SkyMark Executive ‘poised for growth’ after winning San Marino AOC
SkyMark Executive, the San Marino-based private jet operator and charter business, is “poised for growth” after winning a San Marino Air Operator Certificate (AOC), Farid G Gharzeddine, the company’s founder and MD tells CJI.
“Winning a San Marino Air Operator Certificate is a significant achievement for any aviation company,” said Gharzeddine. “This certificate signifies that the company has met rigorous safety, operational and regulatory standards, and elevates it to leading airline safety standards.”
Armed with its AOC, together with its expanding client base and flight management record, SkyMark is focused on attracting aircraft owners who are looking for professional team to manage their business jets and conduct commercial charter operations, according to the company. “The AOC gives market access that allows the aviation company to legally offer commercial air transportation services to the public,” said Gharzeddine. “This opens up opportunities to enter global markets, serve clients and compete with global carriers.”
SkyMark Executive has more than 27 years’ experience of business aviation and opened its Dubai office in 2016. The company aims to create long-term partnerships and alliances with stakeholders who share their business ethics, and help them achieve their business objectives, said Gharzeddine. The company operates a Gulfstream G450.
In addition to charter flight, SkyMark Executive also offers consultancy services to aircraft owners designed to manage and reduce operating costs, whilst increasing safety standards and charter revenues. “SkyMark stands out by offering a combination of exceptional and personalised services, experienced and professional crew, privacy and security and a strong reputation,” claimed Gharzeddine.
“Post pandemic, the charter market soared to unprecedented levels and the peak has passed in my opinion,” he said. “We are going through a stable period in this sector for a while, but with a growing and aggressive market competition.” While the competitive landscape might lead to more favourable pricing for customers, the seasonality of demand (including other market factors), jeopardises the continuity of some aircraft operators, said Gharzeddine.
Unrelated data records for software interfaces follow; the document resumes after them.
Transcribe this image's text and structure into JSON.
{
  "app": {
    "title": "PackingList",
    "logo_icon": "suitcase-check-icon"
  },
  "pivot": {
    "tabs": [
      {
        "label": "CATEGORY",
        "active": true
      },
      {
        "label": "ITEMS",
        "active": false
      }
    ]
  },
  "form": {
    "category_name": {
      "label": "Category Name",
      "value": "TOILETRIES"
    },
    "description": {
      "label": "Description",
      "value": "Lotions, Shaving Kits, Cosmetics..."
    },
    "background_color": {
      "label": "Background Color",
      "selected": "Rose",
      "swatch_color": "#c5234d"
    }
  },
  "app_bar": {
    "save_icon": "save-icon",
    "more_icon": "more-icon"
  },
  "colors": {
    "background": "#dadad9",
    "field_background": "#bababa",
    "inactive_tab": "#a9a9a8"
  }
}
Many companies could soon run out of business, he added. “The preferences of clients, such as demand for personalised services, luxurious interiors, and customised travel experiences, can shape market conditions as companies strive to meet these demands.”
SkyMark Executive also detects an increasing awareness of environmental topics that might influence clients’ preferences for more sustainable aviation options. This could play a key role in shaping demand for charter services. Other factors influencing market conditions for aircraft management and charter services include: economic trends, industry demand, regulatory changes and geopolitical events, he said.
“The aviation sector is known to be challenging and it is therefore fundamental to maintain a strong position in the market by keeping up with all technological advancements, economic conditions and environmental trends and strive to meet customer preferences and demands,” concluded Gharzeddine.
Meanwhile, Gharzeddine is already planning the launch of SkyMark Elite, aiming to establish the business by 2030.